The proprietary driver works well but it needs a bit of care. More to the point: parts of it need to be re-installed after kernel updates and updates of xorg-x11-* (both of which happen regularly). On RedHat systems that are regularly booted, the following lines in /etc/rc.local result in the necessary parts of the driver being re-installed automagically after booting:
if [ ! -h /usr/lib/xorg/modules/extensions/libglx.so ]; then # this should be /usr/lib64/xorg/modules/extensions/libglx.so on a 64bit machine ! echo "re-installing NVIDIA driver. This takes some time. Ignore any warnings." /root/NVIDIA.run --no-network -s -n fi if [ ! -e /lib/modules/`uname -r`/kernel/drivers/video/nvidia.ko ]; then echo "installing NVIDIA kernel module. This takes some time. Ignore any warnings." /root/NVIDIA.run --no-network -s -K -n fi
This requires that you first "chmod +x" the driver package (e.g. NVIDIA-Linux-x86-169.04-pkg1.run) downloaded from the NVidia site, and then establish a symbolic link from it, to /root/NVIDIA.run .

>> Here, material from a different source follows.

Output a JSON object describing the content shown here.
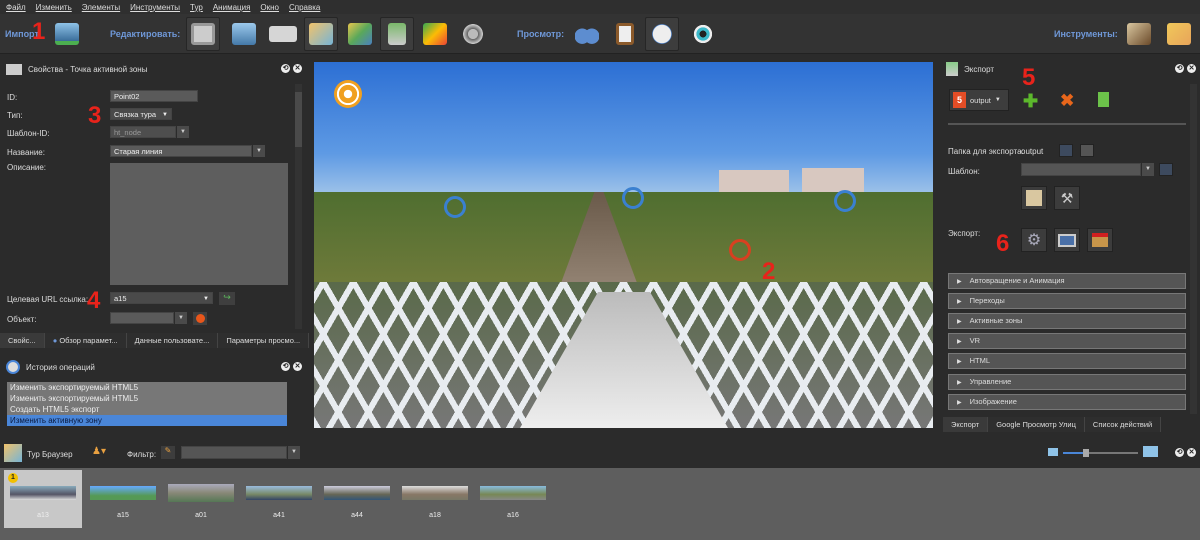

Newer distributions using SELinux may encounter problems with restrictions that prevent init scripts from executing certain commands related to kernel modules. Creating an SELinux rule exception is the correct solution, but may be difficult. A work-around is to insert "/usr/bin/setenforce 0" before running the NVIDIA installer, and "/usr/bin/setenforce 1" afterwards.
The RPM way of maintaining the NVidia driver nowadays can be found at http://elrepo.org/tiki/kmod-nvidia . This is preferable to the DKMS way that RPMforge provides.

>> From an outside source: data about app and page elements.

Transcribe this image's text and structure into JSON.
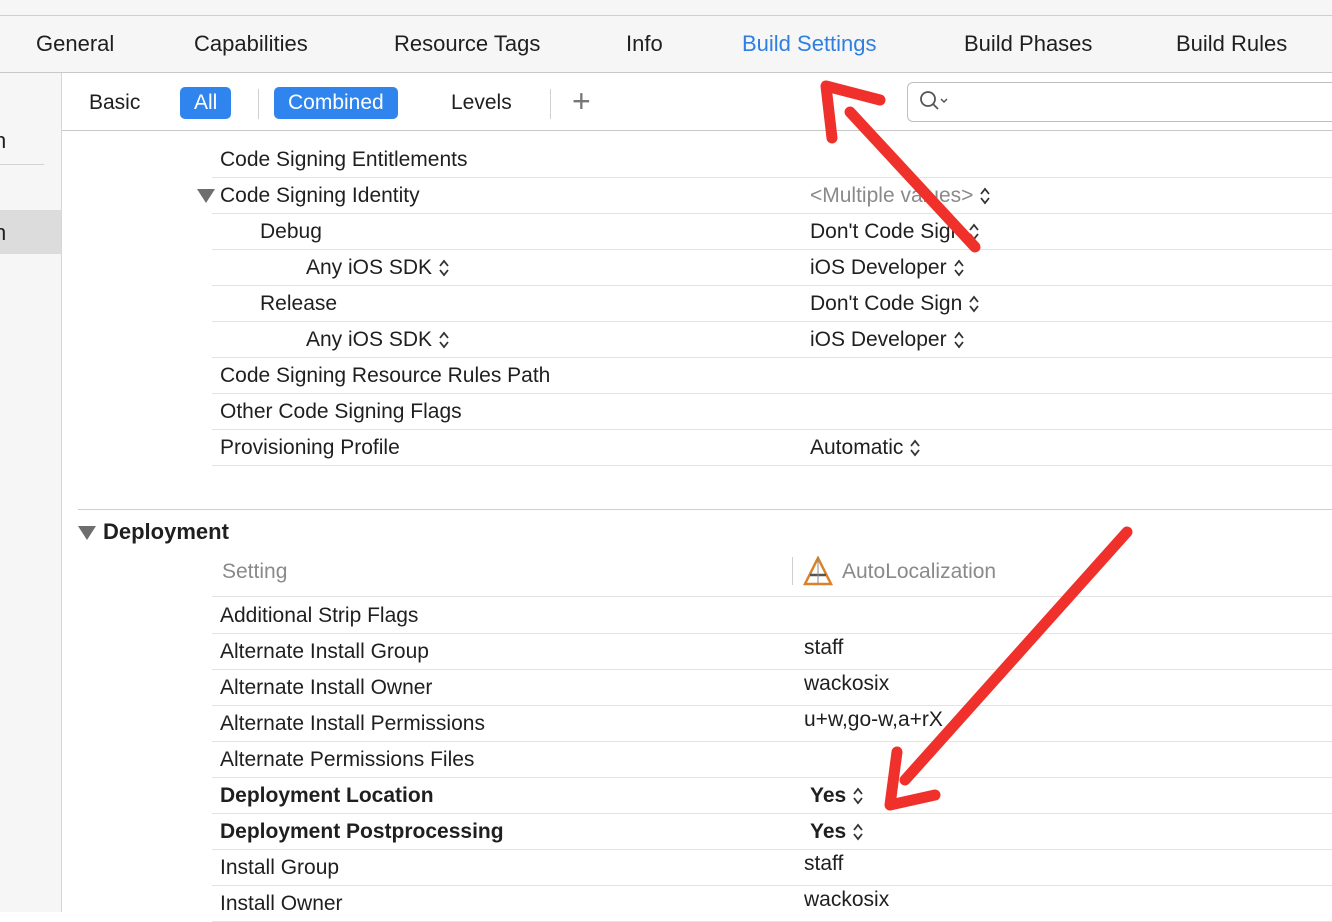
{
  "tabs": [
    "General",
    "Capabilities",
    "Resource Tags",
    "Info",
    "Build Settings",
    "Build Phases",
    "Build Rules"
  ],
  "active_tab": "Build Settings",
  "filter": {
    "basic": "Basic",
    "all": "All",
    "combined": "Combined",
    "levels": "Levels",
    "add": "+"
  },
  "search": {
    "placeholder": ""
  },
  "sidebar": {
    "frag1": "n",
    "frag2": "n"
  },
  "code_signing": {
    "entitlements": "Code Signing Entitlements",
    "identity": "Code Signing Identity",
    "identity_value": "<Multiple values>",
    "debug": "Debug",
    "debug_value": "Don't Code Sign",
    "debug_sdk": "Any iOS SDK",
    "debug_sdk_value": "iOS Developer",
    "release": "Release",
    "release_value": "Don't Code Sign",
    "release_sdk": "Any iOS SDK",
    "release_sdk_value": "iOS Developer",
    "resource_rules": "Code Signing Resource Rules Path",
    "other_flags": "Other Code Signing Flags",
    "provisioning": "Provisioning Profile",
    "provisioning_value": "Automatic"
  },
  "deployment": {
    "title": "Deployment",
    "header_setting": "Setting",
    "header_target": "AutoLocalization",
    "rows": [
      {
        "label": "Additional Strip Flags",
        "value": "",
        "bold": false,
        "stepper": false
      },
      {
        "label": "Alternate Install Group",
        "value": "staff",
        "bold": false,
        "stepper": false
      },
      {
        "label": "Alternate Install Owner",
        "value": "wackosix",
        "bold": false,
        "stepper": false
      },
      {
        "label": "Alternate Install Permissions",
        "value": "u+w,go-w,a+rX",
        "bold": false,
        "stepper": false
      },
      {
        "label": "Alternate Permissions Files",
        "value": "",
        "bold": false,
        "stepper": false
      },
      {
        "label": "Deployment Location",
        "value": "Yes",
        "bold": true,
        "stepper": true
      },
      {
        "label": "Deployment Postprocessing",
        "value": "Yes",
        "bold": true,
        "stepper": true
      },
      {
        "label": "Install Group",
        "value": "staff",
        "bold": false,
        "stepper": false
      },
      {
        "label": "Install Owner",
        "value": "wackosix",
        "bold": false,
        "stepper": false
      }
    ]
  },
  "colors": {
    "accent": "#2f84ee",
    "arrow": "#f0302a"
  }
}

To test the nvidia driver: blacklist the nouveau and intel graphic modules, disable kernel mode-setting, and boot to runlevel 3 - all via the following kernel command line args:
nouveau.disable=1 intel.disable=1 nomodeset 3 <--append this to grub kernel line
Then run nvidia's xorg creation tool (nvidia-xconfig). Give X a try and see if it works.
If that wont work, black list nouveau and nvidia, and try the intel module (delete the xorg.conf made by nvidia-xconfig):
nouveau.disable=1 nomodeset 3 <-- append this to grub kernel line
ATI now belongs to AMD. Download the proprietary driver from http://ati.amd.com . Recently the (open source) radeon driver shipped with Xorg has improved DRI capabilities that are often sufficient for crystallographic purposes, and the need to hastle with the installation of the propriety driver has become void.
If you are experiencing problems with Coot and ATI graphic cards with rv5xx chipset on FC10, you should switch from the 'radeon' driver to 'radeonhd', for example in the following way (as root):
- yum install system-config-display
- yum install radeonhd
Now you can conveniently change the graphic card driver via a graphical interface, then restart X windows
Unfortunately, you have to disable 3D desktop effects, otherwise you get a blank screen and have to undo the settings via terminal. Furthermore, do not try to use the proprietary ATI 'fglrx' drivers, since they made things even worse, at least in my personal experience (with an ATI Radeon X1650).
The X3100 graphics accelerator is known to be quite fast. FIXME: does it require special drivers?
Table of Cards and drivers
|Brand||Model number||Distro and/or OS||Working ?||Driver||Remarks|
|ATI||Radeon X1300||Ubuntu 8.10 - Intrepid Ibex||Yes||fglrx||automagically installed from Ubuntu|
|ATI||Radeon 9200||Ubuntu 8.10 - Intrepid Ibex||Yes||open source radeon||automagically installed from Ubuntu|
|Nvidia||Quadro FX 1400||SuSe 10.2||Yes||Nvidia||installed from SuSE repos|